Starting Week 3 at Daycare

daycare calendar

Image from my Instagram feed

After the first not-so-awesome night after daycare, which I learned was caused by Nora’s first daycare-transmitted cold, we’ve been engaged in transitions. A lot of them, but the biggest two are sleeping and eating. You know, the two things that kids need to sustain existence. Nothing big.


Nora has never been a great sleeper. She has always been a wakeful child, who struggles to fall asleep. Aaron and I have done tons of work over the past two years, just to get to the place we are now: two hour nap in the afternoon, hour-long bedtime routine that leads to 3-5 hours of uninterrupted sleep, and then co-sleeping until 6:30 AM. It works for us, for now.

We knew that transitioning to napping at daycare was going to be a struggle. But, we didn’t realize how smart she would be during the transition. By her second week at daycare, she had learned the triggers for when it was nap time. And she talks about it at home. “Miss Sarah turns off the light. Turns on music. Brings out the cots. Not sleepy.” Imagine her overemphasizing the words cots, so that it is very loud and drawn out.  CAWWTSS!  She talks about the cots like this every night.

For her first two weeks, she refused to take naps. She would take fifteen minutes at the most and then ask to play. Luckily, she played quietly while the other kids slept. This made our evenings at home painful after dinner. She would get so tired that she would pass out during the evening walk and then she would launch into hysterical fits during the evening routine. We moved up her bedtime, which helped, a little.


Nora has always been a rough eater, as well. She goes through phases of wanting to eat only one or two foods. She’ll eat only yogurt and honey or clementines or garbanzo beans for every meal, for a week. And then it’s over. Knowing this, Aaron and I struggled with what to pack for lunch. We tried her current obsession (peanut butter and jelly sandwiches) during week one, which didn’t work. We tried a new dish (beef, broccoli and noodles) during week two, which didn’t work until the last day.

In the meantime, she was on a hunger strike during the day. But when she came home at 3:15, she would eat tons of snacks and she would ruin her dinner. During dinner, I would have to feed her in my lap while eating my own food, just to get a few bites of food in her.

Where We Are Now

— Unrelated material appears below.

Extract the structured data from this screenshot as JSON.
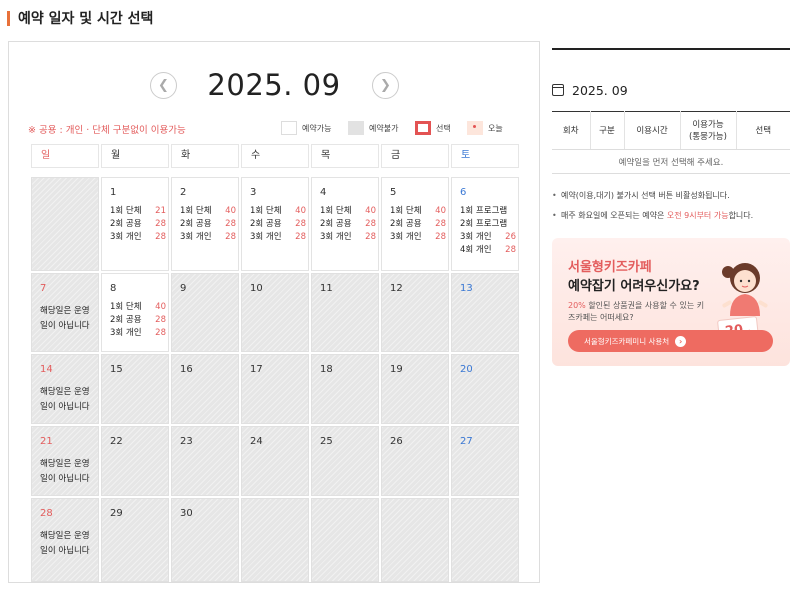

As you can see, for our routine filled lives, this has been a huge shift. The good news is that it’s getting easier. On Friday, she had some weird/awesome breakthrough. She slept for 1 full hour on the cot (CAWWT!) and ate  all of her lunch and all of her snack. We’re crossing our fingers that it holds for the next week.

Our next hurdle that we’re jumping through is helping her to predict her schedule. She talks about going to daycare, even on our non-daycare days, so we want her to understand the new rhythm of our lives. Over the weekend, we took one of those large blotter calendars and converted it into our daycare calendar. She helped me to highlight each day she’s in daycare with with green markers and a green stamp. (We can’t decide whether or not to highlight the non-daycare days. Suggestions?) Once it’s hung up, she’ll help me cross off each day before going to bed.

That’s where we stand as of the end of week 2. We start week 3 on Tuesday. We’re hopeful that her successes from last week will transfer to this week.

How did your little one react to moving to daycare? How long did the transition last?


4 thoughts on “Starting Week 3 at Daycare

  1. lynnc2010

    I would leave non day care days blank personally. Just so that she associates the colored ones with day care happening and isn’t mixing up what colors mean what.

    1. Jessica Post author

      That’s the theory that we’re using, Lynn. She’s not even 2 yet, so I think too many colors will confuse her. I’m glad that our instincts were right. 🙂

  2. aliciafinnnoack

    Agreed about leaving the home days blank on the calendar.
    I think naps and eating will work themselves out … there is something about seeing all the other kids do something. Hey, I guess it’s Peer Pressure (duh, Alicia).

    1. Jessica Post author

      I keep hearing about this magical peer pressure from other parents. I never thought I’d wish for it, but I sure am now. 🙂


Share Your Thoughts

Fill in your details below or click an icon to log in: Logo

You are commenting using your account. Log Out / Change )

Twitter picture

You are commenting using your Twitter account. Log Out / Change )

Facebook photo

You are commenting using your Facebook account. Log Out / Change )

Google+ photo

You are commenting using your Google+ account. Log Out / Change )

Connecting to %s